ACTIVITY> Look through the listing below for the string "this". Show each line where it occurs.
** AVAILABLE DATA follows **
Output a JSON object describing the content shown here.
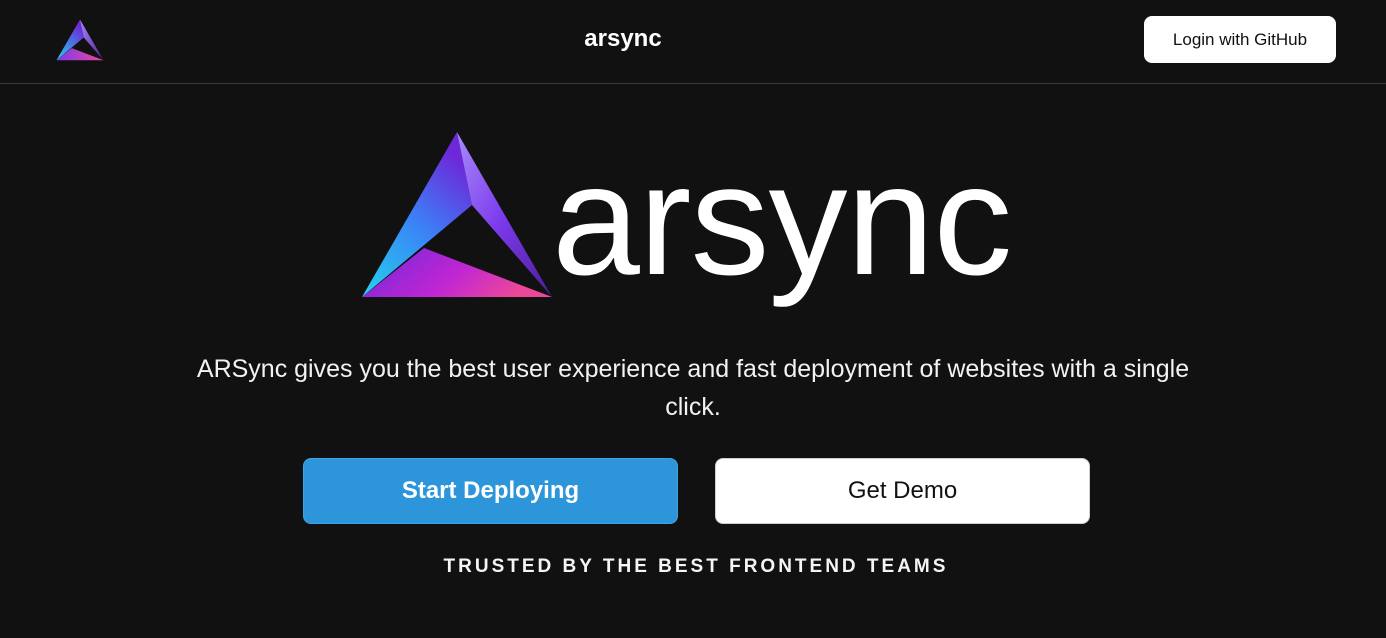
{
  "header": {
    "brand": "arsync",
    "login_label": "Login with GitHub"
  },
  "hero": {
    "wordmark": "arsync",
    "tagline": "ARSync gives you the best user experience and fast deployment of websites with a single click.",
    "primary_cta": "Start Deploying",
    "secondary_cta": "Get Demo",
    "trusted_text": "TRUSTED BY THE BEST FRONTEND TEAMS"
  },
  "colors": {
    "background": "#111111",
    "primary_button": "#2d96db",
    "logo_gradient": [
      "#22d3ee",
      "#7c3aed",
      "#ec4899"
    ]
  },
  "icons": {
    "nav_logo": "arsync-triangle-logo-icon",
    "hero_logo": "arsync-triangle-logo-icon"
  }
}
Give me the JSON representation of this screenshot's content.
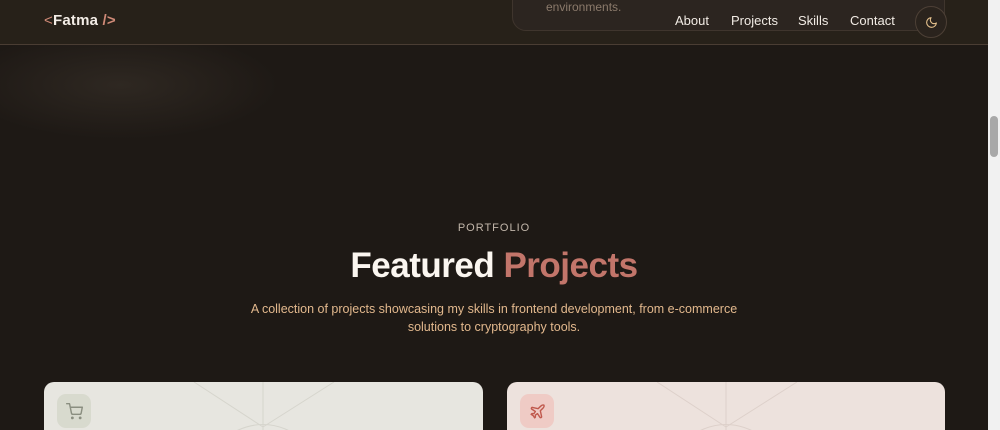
{
  "navbar": {
    "logo_open": "<",
    "logo_name": "Fatma",
    "logo_close": "/>",
    "links": [
      "About",
      "Projects",
      "Skills",
      "Contact"
    ],
    "theme_icon": "moon-icon"
  },
  "popover": {
    "text": "environments."
  },
  "section": {
    "eyebrow": "PORTFOLIO",
    "title_main": "Featured",
    "title_accent": "Projects",
    "description": "A collection of projects showcasing my skills in frontend development, from e-commerce solutions to cryptography tools."
  },
  "cards": [
    {
      "icon": "shopping-cart-icon"
    },
    {
      "icon": "plane-icon"
    }
  ],
  "colors": {
    "background": "#1e1915",
    "accent": "#c2756a",
    "subtitle": "#e2b88d"
  }
}
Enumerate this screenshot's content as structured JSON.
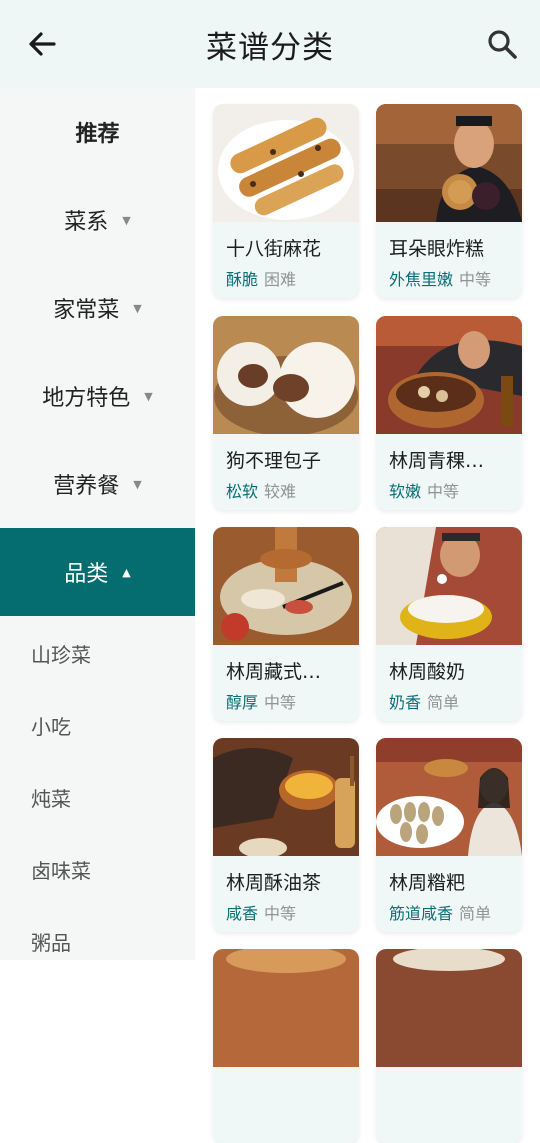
{
  "header": {
    "title": "菜谱分类"
  },
  "sidebar": {
    "categories": [
      {
        "label": "推荐",
        "caret": "",
        "active": false
      },
      {
        "label": "菜系",
        "caret": "▼",
        "active": false
      },
      {
        "label": "家常菜",
        "caret": "▼",
        "active": false
      },
      {
        "label": "地方特色",
        "caret": "▼",
        "active": false
      },
      {
        "label": "营养餐",
        "caret": "▼",
        "active": false
      },
      {
        "label": "品类",
        "caret": "▲",
        "active": true
      }
    ],
    "subitems": [
      "山珍菜",
      "小吃",
      "炖菜",
      "卤味菜",
      "粥品"
    ]
  },
  "recipes": [
    {
      "name": "十八街麻花",
      "tag": "酥脆",
      "difficulty": "困难"
    },
    {
      "name": "耳朵眼炸糕",
      "tag": "外焦里嫩",
      "difficulty": "中等"
    },
    {
      "name": "狗不理包子",
      "tag": "松软",
      "difficulty": "较难"
    },
    {
      "name": "林周青稞…",
      "tag": "软嫩",
      "difficulty": "中等"
    },
    {
      "name": "林周藏式…",
      "tag": "醇厚",
      "difficulty": "中等"
    },
    {
      "name": "林周酸奶",
      "tag": "奶香",
      "difficulty": "简单"
    },
    {
      "name": "林周酥油茶",
      "tag": "咸香",
      "difficulty": "中等"
    },
    {
      "name": "林周糌粑",
      "tag": "筋道咸香",
      "difficulty": "简单"
    }
  ],
  "colors": {
    "accent": "#056c6f",
    "header_bg": "#eef6f6",
    "sidebar_bg": "#f5f6f6"
  }
}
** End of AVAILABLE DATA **
REPLY>
Give me the JSON representation of this screenshot's content.
Enumerate this screenshot's content as structured JSON.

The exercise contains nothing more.